Weekend Scripter: Avoid PowerShell Scripting—Use GUI Tools

Summary: Microsoft Scripting Guy, Ed Wilson, talks about exporting queries from the event log tool.

Microsoft Scripting Guy, Ed Wilson, is here. It has long been a truism (at least with things related to computers): powerful is opposite of simple. I can have a tool that is powerful, but with that power comes complexity. When that complexity is so complex as to render the tool ridiculously hard to use, the tool rapidly becomes useless.

What is awesome is when a tool is extremely powerful and also very easy to use. Of course, this usually means that the tool makes lots of default choices for me. If those default choices are intelligent, I really don’t care. Microsoft Word is sort of like that. I mean, the default document template makes tons of choices. Usually, I do not care about the exact spacing between paragraphs, the default Tab stop, column width, or page length. Usually…

Of course, when I have to modify those things, I know I am probably going to have to set aside all day.

The Windows PowerShell cmdlet Get-WinEvent is often perceived to be such a tool. It is way powerful—but it is also more complicated to use, than for example, the Get-EventLog cmdlet. The problem with Get-EventLog is that it only works for legacy event logs. For all the newer (new as in Windows Vista era—so not really all that new at all) types of logs, I need to use Get-WinEvent. Because Get-WinEvent also works with legacy event logs, I have completely quit using the Get-EventLog cmdlet. This forces me to learn how to use the Get-WinEvent cmdlet.

One problem with the Get-WinEvent cmdlet, is at first glance, it is hard to figure out how to filter the results. It is a truism, that for performance sake, I filter to the left of the pipeline character. So this means that I do not use Get-WinEvent to return everything and then pipe it to the Where-Object.

This is especially true with some logs that return thousands of records. But how do I filter, for example, on an Event ID? Here is the syntax that shows the various parameter sets (ways of using the cmdlet):
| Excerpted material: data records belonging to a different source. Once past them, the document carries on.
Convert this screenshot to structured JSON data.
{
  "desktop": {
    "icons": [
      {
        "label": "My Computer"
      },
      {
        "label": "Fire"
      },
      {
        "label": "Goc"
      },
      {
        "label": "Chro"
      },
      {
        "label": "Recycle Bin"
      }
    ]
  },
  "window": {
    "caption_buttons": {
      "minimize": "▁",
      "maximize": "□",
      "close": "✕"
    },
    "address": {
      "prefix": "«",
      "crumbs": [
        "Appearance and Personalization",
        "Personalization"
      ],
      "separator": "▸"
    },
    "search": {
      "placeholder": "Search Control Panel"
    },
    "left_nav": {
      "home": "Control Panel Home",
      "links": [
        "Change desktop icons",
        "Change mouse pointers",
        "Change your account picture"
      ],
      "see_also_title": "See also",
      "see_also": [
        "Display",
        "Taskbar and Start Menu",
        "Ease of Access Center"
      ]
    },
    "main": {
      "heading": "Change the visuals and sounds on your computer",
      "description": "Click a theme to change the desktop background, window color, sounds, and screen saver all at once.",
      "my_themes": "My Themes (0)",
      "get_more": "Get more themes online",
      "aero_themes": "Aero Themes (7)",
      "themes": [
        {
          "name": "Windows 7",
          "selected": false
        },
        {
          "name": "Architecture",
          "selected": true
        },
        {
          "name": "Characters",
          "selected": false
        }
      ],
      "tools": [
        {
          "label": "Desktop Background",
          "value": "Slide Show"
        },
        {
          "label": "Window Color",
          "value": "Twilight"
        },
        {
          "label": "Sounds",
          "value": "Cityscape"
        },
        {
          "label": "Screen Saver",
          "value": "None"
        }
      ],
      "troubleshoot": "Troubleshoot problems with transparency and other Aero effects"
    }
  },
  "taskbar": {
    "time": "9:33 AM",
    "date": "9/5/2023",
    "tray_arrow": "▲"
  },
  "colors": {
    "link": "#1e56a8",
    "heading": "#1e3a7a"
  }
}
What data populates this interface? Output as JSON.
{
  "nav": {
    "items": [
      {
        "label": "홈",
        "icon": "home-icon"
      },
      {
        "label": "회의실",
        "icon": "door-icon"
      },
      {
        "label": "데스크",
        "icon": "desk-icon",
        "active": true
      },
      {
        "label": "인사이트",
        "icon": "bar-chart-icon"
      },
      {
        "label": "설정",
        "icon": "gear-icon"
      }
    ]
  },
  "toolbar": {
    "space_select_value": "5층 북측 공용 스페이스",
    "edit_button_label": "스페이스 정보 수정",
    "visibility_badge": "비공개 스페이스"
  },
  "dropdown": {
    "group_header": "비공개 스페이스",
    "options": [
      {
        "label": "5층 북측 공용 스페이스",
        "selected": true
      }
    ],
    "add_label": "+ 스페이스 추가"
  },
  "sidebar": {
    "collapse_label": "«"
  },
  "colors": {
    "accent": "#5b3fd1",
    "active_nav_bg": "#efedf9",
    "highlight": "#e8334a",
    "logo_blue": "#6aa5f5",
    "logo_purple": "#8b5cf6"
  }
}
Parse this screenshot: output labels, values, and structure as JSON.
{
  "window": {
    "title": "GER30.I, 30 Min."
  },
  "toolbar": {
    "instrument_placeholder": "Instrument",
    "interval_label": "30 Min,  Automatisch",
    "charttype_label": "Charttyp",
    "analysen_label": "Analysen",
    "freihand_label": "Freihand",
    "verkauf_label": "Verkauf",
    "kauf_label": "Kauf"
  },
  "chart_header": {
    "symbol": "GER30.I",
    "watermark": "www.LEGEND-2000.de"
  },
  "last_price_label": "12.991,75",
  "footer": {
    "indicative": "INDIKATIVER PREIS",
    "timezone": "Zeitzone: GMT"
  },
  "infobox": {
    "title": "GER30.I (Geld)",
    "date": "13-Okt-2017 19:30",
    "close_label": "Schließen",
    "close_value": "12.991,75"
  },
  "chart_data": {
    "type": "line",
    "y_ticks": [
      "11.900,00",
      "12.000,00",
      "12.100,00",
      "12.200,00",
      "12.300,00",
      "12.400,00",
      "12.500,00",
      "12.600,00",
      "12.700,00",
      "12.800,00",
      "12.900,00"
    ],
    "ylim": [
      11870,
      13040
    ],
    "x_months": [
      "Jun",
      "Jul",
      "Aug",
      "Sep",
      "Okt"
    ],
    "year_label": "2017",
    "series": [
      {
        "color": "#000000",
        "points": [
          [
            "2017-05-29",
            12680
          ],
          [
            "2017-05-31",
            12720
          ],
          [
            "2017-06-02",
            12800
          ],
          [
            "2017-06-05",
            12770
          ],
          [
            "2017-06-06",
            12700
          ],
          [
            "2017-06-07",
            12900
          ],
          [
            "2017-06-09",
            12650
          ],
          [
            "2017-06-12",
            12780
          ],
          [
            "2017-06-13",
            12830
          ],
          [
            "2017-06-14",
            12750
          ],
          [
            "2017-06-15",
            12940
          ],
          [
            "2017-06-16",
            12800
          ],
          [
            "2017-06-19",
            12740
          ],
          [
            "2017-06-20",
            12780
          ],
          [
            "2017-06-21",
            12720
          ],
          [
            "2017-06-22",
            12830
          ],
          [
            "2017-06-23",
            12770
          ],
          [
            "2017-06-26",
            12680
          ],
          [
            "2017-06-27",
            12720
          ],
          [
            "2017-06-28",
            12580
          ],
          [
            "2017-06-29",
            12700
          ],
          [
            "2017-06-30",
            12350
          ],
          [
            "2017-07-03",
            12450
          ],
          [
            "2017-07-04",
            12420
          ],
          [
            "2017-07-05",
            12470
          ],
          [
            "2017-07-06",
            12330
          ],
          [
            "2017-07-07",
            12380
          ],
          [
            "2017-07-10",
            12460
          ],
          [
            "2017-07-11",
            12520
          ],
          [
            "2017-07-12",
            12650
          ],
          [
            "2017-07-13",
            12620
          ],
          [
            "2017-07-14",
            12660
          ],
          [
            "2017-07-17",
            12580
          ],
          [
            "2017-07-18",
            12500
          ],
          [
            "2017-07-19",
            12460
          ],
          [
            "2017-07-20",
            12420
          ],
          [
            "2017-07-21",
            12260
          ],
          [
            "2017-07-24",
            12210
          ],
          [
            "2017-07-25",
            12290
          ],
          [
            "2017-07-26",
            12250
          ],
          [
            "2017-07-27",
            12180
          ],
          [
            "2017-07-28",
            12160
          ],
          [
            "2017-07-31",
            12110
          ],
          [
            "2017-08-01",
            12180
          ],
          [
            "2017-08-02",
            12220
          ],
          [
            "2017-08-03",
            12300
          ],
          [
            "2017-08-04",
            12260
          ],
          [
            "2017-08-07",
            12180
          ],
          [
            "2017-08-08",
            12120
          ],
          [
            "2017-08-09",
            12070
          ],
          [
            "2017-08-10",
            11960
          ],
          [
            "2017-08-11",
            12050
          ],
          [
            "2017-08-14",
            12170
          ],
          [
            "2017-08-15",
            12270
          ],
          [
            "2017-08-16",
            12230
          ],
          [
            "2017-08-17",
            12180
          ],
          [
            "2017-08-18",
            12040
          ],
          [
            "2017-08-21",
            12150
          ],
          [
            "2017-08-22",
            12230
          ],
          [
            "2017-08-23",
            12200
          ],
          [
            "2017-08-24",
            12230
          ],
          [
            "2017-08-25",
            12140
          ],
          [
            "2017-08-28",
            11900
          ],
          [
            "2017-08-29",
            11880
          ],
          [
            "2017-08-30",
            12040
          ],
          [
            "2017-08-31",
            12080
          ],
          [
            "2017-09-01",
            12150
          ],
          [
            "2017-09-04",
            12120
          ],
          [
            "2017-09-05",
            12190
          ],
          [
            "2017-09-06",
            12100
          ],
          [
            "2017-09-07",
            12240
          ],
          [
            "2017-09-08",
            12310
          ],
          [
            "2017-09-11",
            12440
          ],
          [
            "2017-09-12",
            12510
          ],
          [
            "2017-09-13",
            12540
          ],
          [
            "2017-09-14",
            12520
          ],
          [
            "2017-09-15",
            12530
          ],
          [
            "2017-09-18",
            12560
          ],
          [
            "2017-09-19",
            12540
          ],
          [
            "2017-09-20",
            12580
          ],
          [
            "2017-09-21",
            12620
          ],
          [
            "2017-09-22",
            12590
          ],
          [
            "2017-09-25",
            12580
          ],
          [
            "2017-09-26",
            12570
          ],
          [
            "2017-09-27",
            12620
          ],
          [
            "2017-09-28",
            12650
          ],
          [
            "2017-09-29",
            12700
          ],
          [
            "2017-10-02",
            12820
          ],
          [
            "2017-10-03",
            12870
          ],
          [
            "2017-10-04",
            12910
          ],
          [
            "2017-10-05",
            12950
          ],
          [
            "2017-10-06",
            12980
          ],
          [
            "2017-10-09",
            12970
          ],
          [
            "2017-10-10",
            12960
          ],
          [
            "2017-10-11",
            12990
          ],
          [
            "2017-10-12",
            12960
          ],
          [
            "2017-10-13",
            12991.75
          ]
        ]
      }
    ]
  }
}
PS C:\> Get-Command Get-WinEvent -Syntax


Get-WinEvent [[-LogName] <string[]>] [-MaxEvents <long>] [-ComputerName <string>] [-Credential

<pscredential>] [-FilterXPath <string>] [-Force] [-Oldest] [<CommonParameters>]


Get-WinEvent [-ListLog] <string[]> [-ComputerName <string>] [-Credential <pscredential>] [-Force]



Get-WinEvent [-ListProvider] <string[]> [-ComputerName <string>] [-Credential <pscredential>]



Get-WinEvent [-ProviderName] <string[]> [-MaxEvents <long>] [-ComputerName <string>] [-Credential

<pscredential>] [-FilterXPath <string>] [-Force] [-Oldest] [<CommonParameters>]


Get-WinEvent [-Path] <string[]> [-MaxEvents <long>] [-Credential <pscredential>] [-FilterXPath

<string>] [-Oldest] [<CommonParameters>]


Get-WinEvent [-FilterXml] <xml> [-MaxEvents <long>] [-ComputerName <string>] [-Credential

<pscredential>] [-Oldest] [<CommonParameters>]


Get-WinEvent [-FilterHashtable] <hashtable[]> [-MaxEvents <long>] [-ComputerName <string>]

[-Credential <pscredential>] [-Force] [-Oldest] [<CommonParameters>]

From this, there are basically three ways of filtering:

  • Via XML
  • Via a hash table
  • Via XPath


The easy way to an XPath query

Believe it or not, the easy way to filter the results of Get-WinEvent is with XPath. This is because I can use the Event Viewer to create my query for me. To do this, I open the Event Viewer, right-click the log, and choose Filter Current Log from the action menu. I then use the check boxes, drop-down lists, and text boxes to filter the content of the selected log. This is shown in the following image:

Image of menu

I then click the XML tab to look at the query. This is shown here:

Image of menu

Now I select the Edit query manually check box. This permits me to highlight the query. I always copy the query and paste it into Notepad. When I have the query in Notepad, I select the Path portion of the query:

Image of command

I open the Windows PowerShell ISE, create my query, and add a line for my Get-WinEvent cmdlet:

$xpath = "*[System[(Level=2) and (EventID=35)]]"

Get-WinEvent -LogName application -FilterXPath $xpath 

And that is the easy way to query a log by using the Get-WinEvent cmdlet.

I invite you to follow me on Twitter and Facebook. If you have any questions, send email to me at scripter@microsoft.com, or post your questions on the Official Scripting Guys Forum. See you tomorrow. Until then, peace.

Ed Wilson, Microsoft Scripting Guy 

Comments (1)

  1. Anonymous says:

    Very nice trick about creating Xpath filter. I used it the other way. I wish the Xpath syntax could a bit easier to jump in it.

Skip to main content